Reproduce all of the data exactly, with no line skipped.

* * *

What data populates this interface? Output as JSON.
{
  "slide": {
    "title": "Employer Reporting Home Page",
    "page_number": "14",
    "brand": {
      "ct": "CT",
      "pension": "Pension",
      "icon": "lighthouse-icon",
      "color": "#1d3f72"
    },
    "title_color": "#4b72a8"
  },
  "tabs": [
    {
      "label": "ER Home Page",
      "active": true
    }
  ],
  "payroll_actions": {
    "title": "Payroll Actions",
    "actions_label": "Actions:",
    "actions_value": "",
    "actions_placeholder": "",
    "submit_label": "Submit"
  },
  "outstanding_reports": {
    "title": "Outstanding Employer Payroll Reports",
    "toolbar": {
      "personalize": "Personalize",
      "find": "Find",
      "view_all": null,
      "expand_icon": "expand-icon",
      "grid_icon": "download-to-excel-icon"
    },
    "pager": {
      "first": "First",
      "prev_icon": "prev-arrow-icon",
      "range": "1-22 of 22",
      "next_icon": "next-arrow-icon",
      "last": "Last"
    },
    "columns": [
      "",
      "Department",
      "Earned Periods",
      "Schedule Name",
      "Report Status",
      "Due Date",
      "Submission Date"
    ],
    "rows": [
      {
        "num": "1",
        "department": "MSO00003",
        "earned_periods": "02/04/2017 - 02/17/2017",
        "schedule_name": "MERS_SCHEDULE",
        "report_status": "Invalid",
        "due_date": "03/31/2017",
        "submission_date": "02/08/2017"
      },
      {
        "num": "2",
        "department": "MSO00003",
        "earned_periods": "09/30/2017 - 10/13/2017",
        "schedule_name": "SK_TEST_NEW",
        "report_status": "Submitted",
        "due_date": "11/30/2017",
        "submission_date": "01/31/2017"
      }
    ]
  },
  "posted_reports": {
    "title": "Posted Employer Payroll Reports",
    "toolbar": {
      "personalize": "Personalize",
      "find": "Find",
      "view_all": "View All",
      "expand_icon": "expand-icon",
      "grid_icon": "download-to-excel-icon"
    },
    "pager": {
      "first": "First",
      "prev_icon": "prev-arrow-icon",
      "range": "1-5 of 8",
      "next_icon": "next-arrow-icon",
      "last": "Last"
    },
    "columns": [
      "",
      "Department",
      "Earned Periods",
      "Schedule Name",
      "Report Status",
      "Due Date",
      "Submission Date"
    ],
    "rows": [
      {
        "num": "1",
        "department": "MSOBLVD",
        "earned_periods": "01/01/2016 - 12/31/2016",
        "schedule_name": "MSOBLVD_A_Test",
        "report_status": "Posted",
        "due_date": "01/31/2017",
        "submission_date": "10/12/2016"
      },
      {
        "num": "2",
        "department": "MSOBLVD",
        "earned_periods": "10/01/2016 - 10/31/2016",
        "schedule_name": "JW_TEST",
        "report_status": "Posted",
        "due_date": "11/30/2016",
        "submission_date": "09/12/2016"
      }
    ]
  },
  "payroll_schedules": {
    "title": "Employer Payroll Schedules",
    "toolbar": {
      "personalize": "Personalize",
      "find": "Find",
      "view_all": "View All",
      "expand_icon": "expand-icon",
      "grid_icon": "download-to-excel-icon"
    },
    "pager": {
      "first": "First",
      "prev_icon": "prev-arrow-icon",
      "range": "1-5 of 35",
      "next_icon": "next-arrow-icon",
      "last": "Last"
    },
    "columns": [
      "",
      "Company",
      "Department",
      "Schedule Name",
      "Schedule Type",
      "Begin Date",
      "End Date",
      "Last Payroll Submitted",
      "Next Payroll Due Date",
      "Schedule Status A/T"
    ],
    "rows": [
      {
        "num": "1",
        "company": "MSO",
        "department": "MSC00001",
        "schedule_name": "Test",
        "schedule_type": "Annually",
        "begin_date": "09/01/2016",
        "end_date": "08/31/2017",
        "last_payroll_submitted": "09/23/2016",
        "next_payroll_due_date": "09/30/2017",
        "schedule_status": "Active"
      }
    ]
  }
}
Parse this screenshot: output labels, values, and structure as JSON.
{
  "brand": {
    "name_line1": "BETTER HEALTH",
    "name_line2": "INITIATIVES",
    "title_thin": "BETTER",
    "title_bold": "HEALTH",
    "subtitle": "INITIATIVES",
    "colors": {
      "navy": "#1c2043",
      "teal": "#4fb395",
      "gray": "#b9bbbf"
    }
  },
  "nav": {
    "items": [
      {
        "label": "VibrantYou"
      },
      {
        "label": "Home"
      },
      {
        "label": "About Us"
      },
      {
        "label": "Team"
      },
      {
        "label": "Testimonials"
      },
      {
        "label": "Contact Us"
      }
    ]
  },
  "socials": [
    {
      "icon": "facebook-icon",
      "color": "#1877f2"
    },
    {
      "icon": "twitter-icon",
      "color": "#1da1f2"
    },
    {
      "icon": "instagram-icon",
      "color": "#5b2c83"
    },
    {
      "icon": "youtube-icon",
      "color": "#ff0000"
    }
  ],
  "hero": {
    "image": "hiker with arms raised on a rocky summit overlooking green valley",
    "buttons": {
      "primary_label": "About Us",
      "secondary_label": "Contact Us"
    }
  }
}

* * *

_Result of the exercise_
What data populates this interface? Output as JSON.
{
  "slide": {
    "title": "Employer Reporting Home Page",
    "page_number": "14",
    "brand": {
      "ct": "CT",
      "pension": "Pension",
      "icon": "lighthouse-icon",
      "color": "#1d3f72"
    },
    "title_color": "#4b72a8"
  },
  "tabs": [
    {
      "label": "ER Home Page",
      "active": true
    }
  ],
  "payroll_actions": {
    "title": "Payroll Actions",
    "actions_label": "Actions:",
    "actions_value": "",
    "actions_placeholder": "",
    "submit_label": "Submit"
  },
  "outstanding_reports": {
    "title": "Outstanding Employer Payroll Reports",
    "toolbar": {
      "personalize": "Personalize",
      "find": "Find",
      "view_all": null,
      "expand_icon": "expand-icon",
      "grid_icon": "download-to-excel-icon"
    },
    "pager": {
      "first": "First",
      "prev_icon": "prev-arrow-icon",
      "range": "1-22 of 22",
      "next_icon": "next-arrow-icon",
      "last": "Last"
    },
    "columns": [
      "",
      "Department",
      "Earned Periods",
      "Schedule Name",
      "Report Status",
      "Due Date",
      "Submission Date"
    ],
    "rows": [
      {
        "num": "1",
        "department": "MSO00003",
        "earned_periods": "02/04/2017 - 02/17/2017",
        "schedule_name": "MERS_SCHEDULE",
        "report_status": "Invalid",
        "due_date": "03/31/2017",
        "submission_date": "02/08/2017"
      },
      {
        "num": "2",
        "department": "MSO00003",
        "earned_periods": "09/30/2017 - 10/13/2017",
        "schedule_name": "SK_TEST_NEW",
        "report_status": "Submitted",
        "due_date": "11/30/2017",
        "submission_date": "01/31/2017"
      }
    ]
  },
  "posted_reports": {
    "title": "Posted Employer Payroll Reports",
    "toolbar": {
      "personalize": "Personalize",
      "find": "Find",
      "view_all": "View All",
      "expand_icon": "expand-icon",
      "grid_icon": "download-to-excel-icon"
    },
    "pager": {
      "first": "First",
      "prev_icon": "prev-arrow-icon",
      "range": "1-5 of 8",
      "next_icon": "next-arrow-icon",
      "last": "Last"
    },
    "columns": [
      "",
      "Department",
      "Earned Periods",
      "Schedule Name",
      "Report Status",
      "Due Date",
      "Submission Date"
    ],
    "rows": [
      {
        "num": "1",
        "department": "MSOBLVD",
        "earned_periods": "01/01/2016 - 12/31/2016",
        "schedule_name": "MSOBLVD_A_Test",
        "report_status": "Posted",
        "due_date": "01/31/2017",
        "submission_date": "10/12/2016"
      },
      {
        "num": "2",
        "department": "MSOBLVD",
        "earned_periods": "10/01/2016 - 10/31/2016",
        "schedule_name": "JW_TEST",
        "report_status": "Posted",
        "due_date": "11/30/2016",
        "submission_date": "09/12/2016"
      }
    ]
  },
  "payroll_schedules": {
    "title": "Employer Payroll Schedules",
    "toolbar": {
      "personalize": "Personalize",
      "find": "Find",
      "view_all": "View All",
      "expand_icon": "expand-icon",
      "grid_icon": "download-to-excel-icon"
    },
    "pager": {
      "first": "First",
      "prev_icon": "prev-arrow-icon",
      "range": "1-5 of 35",
      "next_icon": "next-arrow-icon",
      "last": "Last"
    },
    "columns": [
      "",
      "Company",
      "Department",
      "Schedule Name",
      "Schedule Type",
      "Begin Date",
      "End Date",
      "Last Payroll Submitted",
      "Next Payroll Due Date",
      "Schedule Status A/T"
    ],
    "rows": [
      {
        "num": "1",
        "company": "MSO",
        "department": "MSC00001",
        "schedule_name": "Test",
        "schedule_type": "Annually",
        "begin_date": "09/01/2016",
        "end_date": "08/31/2017",
        "last_payroll_submitted": "09/23/2016",
        "next_payroll_due_date": "09/30/2017",
        "schedule_status": "Active"
      }
    ]
  }
}
Parse this screenshot: output labels, values, and structure as JSON.
{
  "brand": {
    "name_line1": "BETTER HEALTH",
    "name_line2": "INITIATIVES",
    "title_thin": "BETTER",
    "title_bold": "HEALTH",
    "subtitle": "INITIATIVES",
    "colors": {
      "navy": "#1c2043",
      "teal": "#4fb395",
      "gray": "#b9bbbf"
    }
  },
  "nav": {
    "items": [
      {
        "label": "VibrantYou"
      },
      {
        "label": "Home"
      },
      {
        "label": "About Us"
      },
      {
        "label": "Team"
      },
      {
        "label": "Testimonials"
      },
      {
        "label": "Contact Us"
      }
    ]
  },
  "socials": [
    {
      "icon": "facebook-icon",
      "color": "#1877f2"
    },
    {
      "icon": "twitter-icon",
      "color": "#1da1f2"
    },
    {
      "icon": "instagram-icon",
      "color": "#5b2c83"
    },
    {
      "icon": "youtube-icon",
      "color": "#ff0000"
    }
  ],
  "hero": {
    "image": "hiker with arms raised on a rocky summit overlooking green valley",
    "buttons": {
      "primary_label": "About Us",
      "secondary_label": "Contact Us"
    }
  }
}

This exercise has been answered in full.